Recent advances in clinical treatment have dramatically improved outcomes for adult patients suffering an acute myocardial infarction, or heart attack. However, the outcome for elderly patients remains disappointing.

Dr Qun Chen

Ongoing research by Dr. Qun Chen, associate professor in the Division of Cardiology, and Dr. Edward Lesnefsky, professor in the Division of Cardiology, focusing on aging hearts may lead to new ways of addressing cardiac injury in the aging population. Elderly patients have a higher mortality rate during heart attack compared to young and adult patients, even with the current highly successful use of emergency coronary intervention with stents to open the blocked artery during a heart attack.

In their study, the researchers hypothesized that pre-existing and age-related mitochondrial defects are a key factor increasing susceptibility to cardiac injury in aged hearts.

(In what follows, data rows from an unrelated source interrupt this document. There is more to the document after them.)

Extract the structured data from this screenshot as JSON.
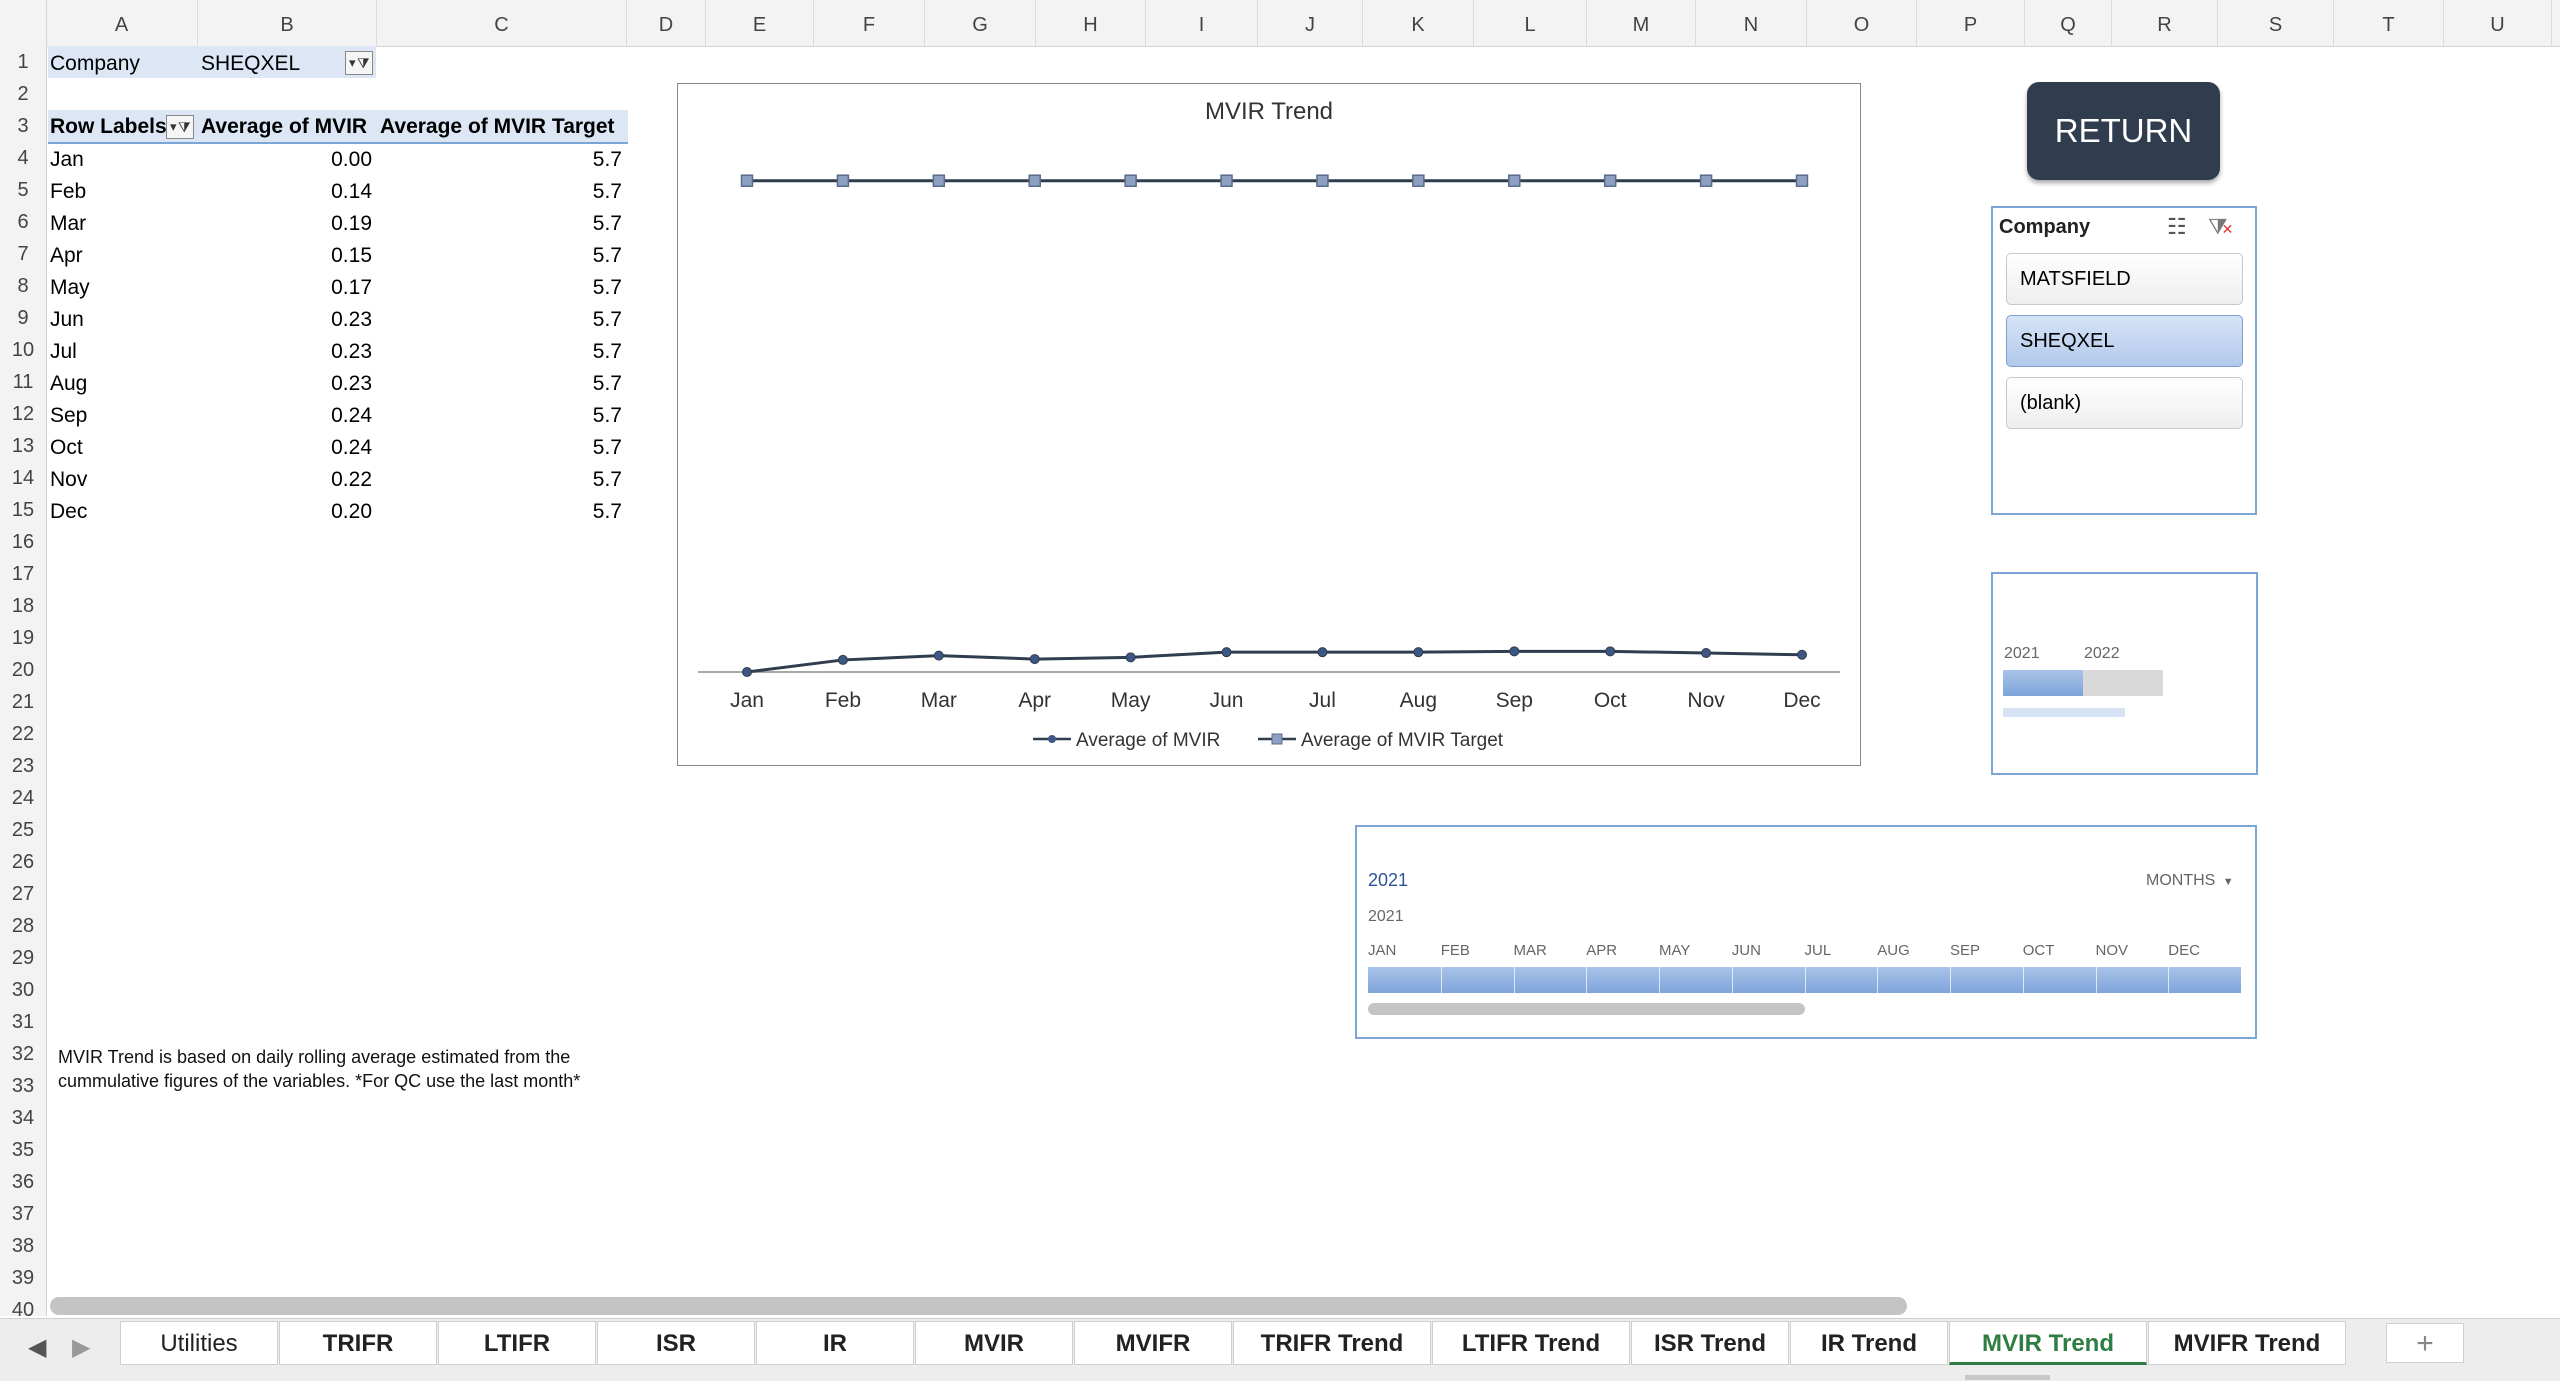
{
  "columns": [
    "A",
    "B",
    "C",
    "D",
    "E",
    "F",
    "G",
    "H",
    "I",
    "J",
    "K",
    "L",
    "M",
    "N",
    "O",
    "P",
    "Q",
    "R",
    "S",
    "T",
    "U"
  ],
  "rows": [
    "1",
    "2",
    "3",
    "4",
    "5",
    "6",
    "7",
    "8",
    "9",
    "10",
    "11",
    "12",
    "13",
    "14",
    "15",
    "16",
    "17",
    "18",
    "19",
    "20",
    "21",
    "22",
    "23",
    "24",
    "25",
    "26",
    "27",
    "28",
    "29",
    "30",
    "31",
    "32",
    "33",
    "34",
    "35",
    "36",
    "37",
    "38",
    "39",
    "40"
  ],
  "filter": {
    "label": "Company",
    "value": "SHEQXEL"
  },
  "pivot": {
    "headers": [
      "Row Labels",
      "Average of MVIR",
      "Average of MVIR Target"
    ],
    "rows": [
      {
        "month": "Jan",
        "mvir": "0.00",
        "target": "5.7"
      },
      {
        "month": "Feb",
        "mvir": "0.14",
        "target": "5.7"
      },
      {
        "month": "Mar",
        "mvir": "0.19",
        "target": "5.7"
      },
      {
        "month": "Apr",
        "mvir": "0.15",
        "target": "5.7"
      },
      {
        "month": "May",
        "mvir": "0.17",
        "target": "5.7"
      },
      {
        "month": "Jun",
        "mvir": "0.23",
        "target": "5.7"
      },
      {
        "month": "Jul",
        "mvir": "0.23",
        "target": "5.7"
      },
      {
        "month": "Aug",
        "mvir": "0.23",
        "target": "5.7"
      },
      {
        "month": "Sep",
        "mvir": "0.24",
        "target": "5.7"
      },
      {
        "month": "Oct",
        "mvir": "0.24",
        "target": "5.7"
      },
      {
        "month": "Nov",
        "mvir": "0.22",
        "target": "5.7"
      },
      {
        "month": "Dec",
        "mvir": "0.20",
        "target": "5.7"
      }
    ]
  },
  "chart_data": {
    "type": "line",
    "title": "MVIR Trend",
    "categories": [
      "Jan",
      "Feb",
      "Mar",
      "Apr",
      "May",
      "Jun",
      "Jul",
      "Aug",
      "Sep",
      "Oct",
      "Nov",
      "Dec"
    ],
    "series": [
      {
        "name": "Average of MVIR",
        "values": [
          0.0,
          0.14,
          0.19,
          0.15,
          0.17,
          0.23,
          0.23,
          0.23,
          0.24,
          0.24,
          0.22,
          0.2
        ],
        "color": "#2f3d4e",
        "marker": "circle"
      },
      {
        "name": "Average of MVIR Target",
        "values": [
          5.7,
          5.7,
          5.7,
          5.7,
          5.7,
          5.7,
          5.7,
          5.7,
          5.7,
          5.7,
          5.7,
          5.7
        ],
        "color": "#2f3d4e",
        "marker": "square",
        "marker_fill": "#8ea0c2"
      }
    ],
    "ylim": [
      0,
      6.3
    ],
    "grid": false,
    "legend": "bottom"
  },
  "return_label": "RETURN",
  "slicer": {
    "title": "Company",
    "items": [
      {
        "label": "MATSFIELD",
        "selected": false
      },
      {
        "label": "SHEQXEL",
        "selected": true
      },
      {
        "label": "(blank)",
        "selected": false
      }
    ]
  },
  "year_timeline": {
    "years": [
      "2021",
      "2022"
    ],
    "selected_fraction": 0.5
  },
  "month_timeline": {
    "title": "2021",
    "level_label": "MONTHS",
    "year": "2021",
    "months": [
      "JAN",
      "FEB",
      "MAR",
      "APR",
      "MAY",
      "JUN",
      "JUL",
      "AUG",
      "SEP",
      "OCT",
      "NOV",
      "DEC"
    ],
    "scroll_fraction": 0.5
  },
  "note": "MVIR Trend is based on daily rolling average estimated from the cummulative figures of the variables. *For QC use the last month*",
  "sheet_tabs": [
    "Utilities",
    "TRIFR",
    "LTIFR",
    "ISR",
    "IR",
    "MVIR",
    "MVIFR",
    "TRIFR Trend",
    "LTIFR Trend",
    "ISR Trend",
    "IR Trend",
    "MVIR Trend",
    "MVIFR Trend"
  ],
  "active_tab": "MVIR Trend",
  "colors": {
    "accent": "#2e7d43",
    "button": "#2f3d4e",
    "slicer_border": "#7aa6d6",
    "highlight": "#dce6f4"
  }
}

Mitochondria are organelles found in the cells of every complex organism and produce about 90% of the chemical energy that cells need to survive.

“We propose that the restoration of mitochondrial function in aged hearts in the baseline state is critical to improve outcomes in the aged heart,” said Chen, principal investigator. Specifically, the researchers are paying close attention to the relationship between mitochondrial function and the endoplasmic reticulum (ER), a cellular organelle responsible for protein and lipid synthesis. “Our ongoing studies support the idea that ER stress is a key mechanism inducing mitochondrial dysfunction,” Chen said. “Therefore, we anticipate that mitochondrial function will be improved in aged hearts by modulating the ER stress present in the baseline condition.”

Preclinical studies in mice revealed ER stress progressively increased with age. Feeding the elderly mice a fatty acid compound called 4-phenylbutyrate for two weeks markedly improved the ER stress and improved mitochondrial function. These results indicate that ER stress precedes and contributes to the mitochondrial dysfunction during aging.

Age-induced mitochondrial dysfunction in the heart is at least partly reversible. Interventions to decrease ER stress and improve mitochondrial function in aged hearts could include a pharmacologic approach, which could use drugs already available for other uses.

Understanding the link between ER stress and mitochondrial dysfunction in aged hearts not only advances our understanding of the mechanisms of the mitochondrial defect, but also provides insights to develop treatment strategies to reduce cardiac injury, Chen said. “We believe the results obtained from our study can have rapid translational relevance to improve the outcome of elderly patients during heart attacks.”

The results from this study will inform future research.